BEGIN GIVEN RECORDS
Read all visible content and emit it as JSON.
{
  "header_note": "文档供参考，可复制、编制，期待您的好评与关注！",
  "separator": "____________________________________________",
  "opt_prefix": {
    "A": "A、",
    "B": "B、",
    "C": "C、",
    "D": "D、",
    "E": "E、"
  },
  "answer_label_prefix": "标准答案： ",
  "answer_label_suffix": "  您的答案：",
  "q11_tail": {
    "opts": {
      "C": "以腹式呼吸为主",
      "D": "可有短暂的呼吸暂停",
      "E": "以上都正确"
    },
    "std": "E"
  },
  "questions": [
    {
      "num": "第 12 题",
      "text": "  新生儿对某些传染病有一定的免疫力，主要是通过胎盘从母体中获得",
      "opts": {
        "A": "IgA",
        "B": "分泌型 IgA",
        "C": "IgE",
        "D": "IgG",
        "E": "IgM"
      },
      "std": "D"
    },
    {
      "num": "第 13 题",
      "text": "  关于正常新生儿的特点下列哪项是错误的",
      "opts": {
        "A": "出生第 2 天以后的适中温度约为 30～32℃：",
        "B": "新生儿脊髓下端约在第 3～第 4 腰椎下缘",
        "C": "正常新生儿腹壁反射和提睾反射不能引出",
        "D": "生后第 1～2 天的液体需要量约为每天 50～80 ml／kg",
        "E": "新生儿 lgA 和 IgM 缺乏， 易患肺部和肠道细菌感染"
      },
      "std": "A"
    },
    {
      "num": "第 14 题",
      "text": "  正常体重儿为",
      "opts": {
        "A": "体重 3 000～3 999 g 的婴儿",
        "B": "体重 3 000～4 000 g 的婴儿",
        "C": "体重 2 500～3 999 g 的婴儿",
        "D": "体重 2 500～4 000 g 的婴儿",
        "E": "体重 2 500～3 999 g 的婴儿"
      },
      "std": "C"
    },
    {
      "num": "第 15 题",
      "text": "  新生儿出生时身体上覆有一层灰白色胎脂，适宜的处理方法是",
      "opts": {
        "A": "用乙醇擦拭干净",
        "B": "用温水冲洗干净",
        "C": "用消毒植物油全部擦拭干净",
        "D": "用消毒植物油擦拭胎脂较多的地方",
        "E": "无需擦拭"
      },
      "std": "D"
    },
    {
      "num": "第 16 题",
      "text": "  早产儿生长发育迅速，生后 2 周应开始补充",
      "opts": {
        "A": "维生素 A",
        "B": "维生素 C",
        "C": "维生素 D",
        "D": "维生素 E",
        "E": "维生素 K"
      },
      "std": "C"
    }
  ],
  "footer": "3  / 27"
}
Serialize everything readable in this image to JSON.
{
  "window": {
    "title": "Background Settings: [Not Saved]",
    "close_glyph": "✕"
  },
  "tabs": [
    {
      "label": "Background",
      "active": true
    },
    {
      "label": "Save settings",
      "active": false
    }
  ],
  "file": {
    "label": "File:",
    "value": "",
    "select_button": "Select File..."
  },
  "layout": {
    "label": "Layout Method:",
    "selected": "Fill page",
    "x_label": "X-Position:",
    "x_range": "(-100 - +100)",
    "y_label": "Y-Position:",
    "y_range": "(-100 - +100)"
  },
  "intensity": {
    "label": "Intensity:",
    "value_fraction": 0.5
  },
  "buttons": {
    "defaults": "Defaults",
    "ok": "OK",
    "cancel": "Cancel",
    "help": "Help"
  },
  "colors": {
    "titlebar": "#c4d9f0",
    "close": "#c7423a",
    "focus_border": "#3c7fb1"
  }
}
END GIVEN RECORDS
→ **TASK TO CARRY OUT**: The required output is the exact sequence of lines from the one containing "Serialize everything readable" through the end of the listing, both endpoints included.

→ **REPLY TO THE TASK**:
Serialize everything readable in this image to JSON.
{
  "window": {
    "title": "Background Settings: [Not Saved]",
    "close_glyph": "✕"
  },
  "tabs": [
    {
      "label": "Background",
      "active": true
    },
    {
      "label": "Save settings",
      "active": false
    }
  ],
  "file": {
    "label": "File:",
    "value": "",
    "select_button": "Select File..."
  },
  "layout": {
    "label": "Layout Method:",
    "selected": "Fill page",
    "x_label": "X-Position:",
    "x_range": "(-100 - +100)",
    "y_label": "Y-Position:",
    "y_range": "(-100 - +100)"
  },
  "intensity": {
    "label": "Intensity:",
    "value_fraction": 0.5
  },
  "buttons": {
    "defaults": "Defaults",
    "ok": "OK",
    "cancel": "Cancel",
    "help": "Help"
  },
  "colors": {
    "titlebar": "#c4d9f0",
    "close": "#c7423a",
    "focus_border": "#3c7fb1"
  }
}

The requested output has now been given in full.